[App and web page records]
__________________________________________________
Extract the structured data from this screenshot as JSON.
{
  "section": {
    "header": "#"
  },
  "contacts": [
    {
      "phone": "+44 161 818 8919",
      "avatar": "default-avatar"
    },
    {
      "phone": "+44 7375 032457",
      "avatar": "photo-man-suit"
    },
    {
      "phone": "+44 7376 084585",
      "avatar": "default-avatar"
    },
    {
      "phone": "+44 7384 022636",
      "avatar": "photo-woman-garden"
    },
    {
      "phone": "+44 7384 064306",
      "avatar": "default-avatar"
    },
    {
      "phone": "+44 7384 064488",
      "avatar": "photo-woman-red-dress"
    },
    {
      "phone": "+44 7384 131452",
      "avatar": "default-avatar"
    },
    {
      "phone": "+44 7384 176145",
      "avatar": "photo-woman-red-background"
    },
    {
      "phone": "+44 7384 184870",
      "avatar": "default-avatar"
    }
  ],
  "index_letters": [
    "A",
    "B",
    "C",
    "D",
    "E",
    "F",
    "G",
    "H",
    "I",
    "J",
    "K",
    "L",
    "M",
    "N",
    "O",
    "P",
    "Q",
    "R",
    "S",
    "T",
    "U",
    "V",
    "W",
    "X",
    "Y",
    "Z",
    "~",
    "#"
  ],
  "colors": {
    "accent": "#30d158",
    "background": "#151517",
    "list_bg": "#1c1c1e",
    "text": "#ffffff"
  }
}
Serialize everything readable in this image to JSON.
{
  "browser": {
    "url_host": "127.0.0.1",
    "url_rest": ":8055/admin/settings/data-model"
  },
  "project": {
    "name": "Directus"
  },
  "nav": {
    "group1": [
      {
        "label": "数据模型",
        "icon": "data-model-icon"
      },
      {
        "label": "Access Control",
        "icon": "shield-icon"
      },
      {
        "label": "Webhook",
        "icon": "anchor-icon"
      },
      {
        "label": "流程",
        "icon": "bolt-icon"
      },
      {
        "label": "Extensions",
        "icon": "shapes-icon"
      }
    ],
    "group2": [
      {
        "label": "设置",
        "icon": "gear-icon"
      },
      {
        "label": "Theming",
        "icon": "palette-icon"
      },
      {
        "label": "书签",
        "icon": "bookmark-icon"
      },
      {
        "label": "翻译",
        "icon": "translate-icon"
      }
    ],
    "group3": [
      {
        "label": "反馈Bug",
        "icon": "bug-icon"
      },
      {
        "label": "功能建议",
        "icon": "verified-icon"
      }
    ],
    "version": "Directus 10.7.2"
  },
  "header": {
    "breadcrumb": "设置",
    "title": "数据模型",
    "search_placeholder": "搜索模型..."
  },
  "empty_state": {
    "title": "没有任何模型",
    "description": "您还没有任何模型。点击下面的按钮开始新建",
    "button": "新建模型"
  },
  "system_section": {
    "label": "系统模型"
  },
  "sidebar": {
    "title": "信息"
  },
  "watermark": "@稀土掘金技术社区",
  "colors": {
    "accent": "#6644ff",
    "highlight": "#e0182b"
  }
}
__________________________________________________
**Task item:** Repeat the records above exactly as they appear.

**Answer space:**
Extract the structured data from this screenshot as JSON.
{
  "section": {
    "header": "#"
  },
  "contacts": [
    {
      "phone": "+44 161 818 8919",
      "avatar": "default-avatar"
    },
    {
      "phone": "+44 7375 032457",
      "avatar": "photo-man-suit"
    },
    {
      "phone": "+44 7376 084585",
      "avatar": "default-avatar"
    },
    {
      "phone": "+44 7384 022636",
      "avatar": "photo-woman-garden"
    },
    {
      "phone": "+44 7384 064306",
      "avatar": "default-avatar"
    },
    {
      "phone": "+44 7384 064488",
      "avatar": "photo-woman-red-dress"
    },
    {
      "phone": "+44 7384 131452",
      "avatar": "default-avatar"
    },
    {
      "phone": "+44 7384 176145",
      "avatar": "photo-woman-red-background"
    },
    {
      "phone": "+44 7384 184870",
      "avatar": "default-avatar"
    }
  ],
  "index_letters": [
    "A",
    "B",
    "C",
    "D",
    "E",
    "F",
    "G",
    "H",
    "I",
    "J",
    "K",
    "L",
    "M",
    "N",
    "O",
    "P",
    "Q",
    "R",
    "S",
    "T",
    "U",
    "V",
    "W",
    "X",
    "Y",
    "Z",
    "~",
    "#"
  ],
  "colors": {
    "accent": "#30d158",
    "background": "#151517",
    "list_bg": "#1c1c1e",
    "text": "#ffffff"
  }
}
Serialize everything readable in this image to JSON.
{
  "browser": {
    "url_host": "127.0.0.1",
    "url_rest": ":8055/admin/settings/data-model"
  },
  "project": {
    "name": "Directus"
  },
  "nav": {
    "group1": [
      {
        "label": "数据模型",
        "icon": "data-model-icon"
      },
      {
        "label": "Access Control",
        "icon": "shield-icon"
      },
      {
        "label": "Webhook",
        "icon": "anchor-icon"
      },
      {
        "label": "流程",
        "icon": "bolt-icon"
      },
      {
        "label": "Extensions",
        "icon": "shapes-icon"
      }
    ],
    "group2": [
      {
        "label": "设置",
        "icon": "gear-icon"
      },
      {
        "label": "Theming",
        "icon": "palette-icon"
      },
      {
        "label": "书签",
        "icon": "bookmark-icon"
      },
      {
        "label": "翻译",
        "icon": "translate-icon"
      }
    ],
    "group3": [
      {
        "label": "反馈Bug",
        "icon": "bug-icon"
      },
      {
        "label": "功能建议",
        "icon": "verified-icon"
      }
    ],
    "version": "Directus 10.7.2"
  },
  "header": {
    "breadcrumb": "设置",
    "title": "数据模型",
    "search_placeholder": "搜索模型..."
  },
  "empty_state": {
    "title": "没有任何模型",
    "description": "您还没有任何模型。点击下面的按钮开始新建",
    "button": "新建模型"
  },
  "system_section": {
    "label": "系统模型"
  },
  "sidebar": {
    "title": "信息"
  },
  "watermark": "@稀土掘金技术社区",
  "colors": {
    "accent": "#6644ff",
    "highlight": "#e0182b"
  }
}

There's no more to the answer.